President Bush has condemned Wednesday's suicide bombing near the West Bank. Mr. Bush will continue to push for the creation of a Palestinian state in separate talks with the leaders of Israel and Egypt.
White House spokesman Ari Fleischer says President Bush condemns the "brutal" attack in the strongest possible terms. "This attack underscores the fact that these terrorists are the worst enemies of not only the Israeli people but also of the Palestinian people and their hopes for a better life and for all people who are concerned with peace," said the spokesman.
Mr. Fleischer says the attack underscores the importance of the Palestinian Authority to develop a security force that both Israel and the Palestinian people can rely on to stop and prevent attacks.
CIA Director George Tenet is in the region for talks on restructuring those security forces under a unified command. Mr. Fleischer says it is "too soon to say" whether Palestinian leader Yasser Arafat is serious about reforming the force.
Unlike previous suicide bombings where Mr. Fleischer singled out Mr. Arafat as needing to do more to stop the violence, the White House spokesman Wednesday said the president is focused on actions not on individuals.
While U.S. officials are continuing to deal with Mr. Arafat as Palestinian leader, Mr. Fleischer appeared to question his future in the peace process, saying Mr. Arafat has never played a role of "someone who can be trusted or who was effective."

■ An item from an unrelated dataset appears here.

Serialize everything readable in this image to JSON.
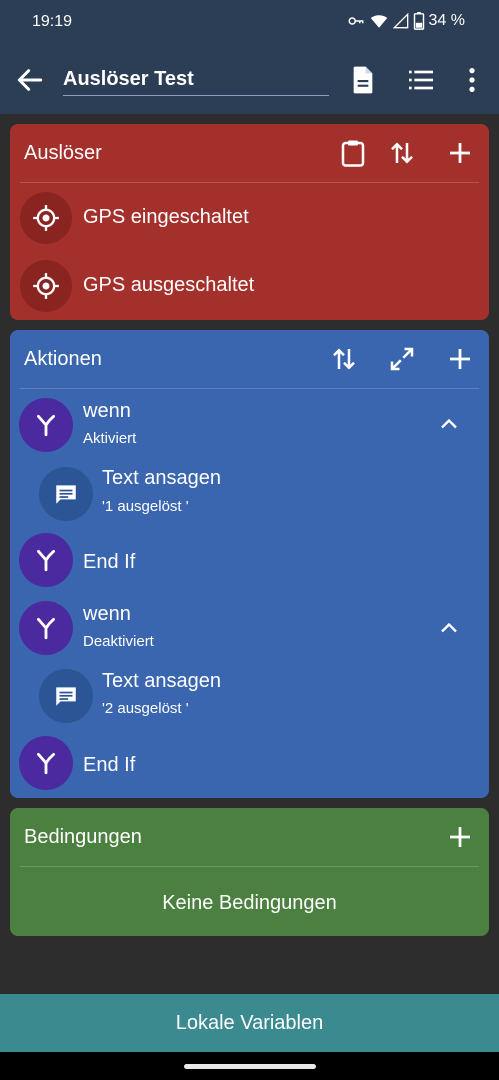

Mr. Fleischer says Wednesday's attack shows the importance of continuing to work toward the president's vision of a Palestinian state in which two separate nations can live side by side in peace and security.
That will be the focus of the president's meetings Saturday with Egyptian President Hosni Mubarak and Monday with Israeli Prime Minister Ariel Sharon.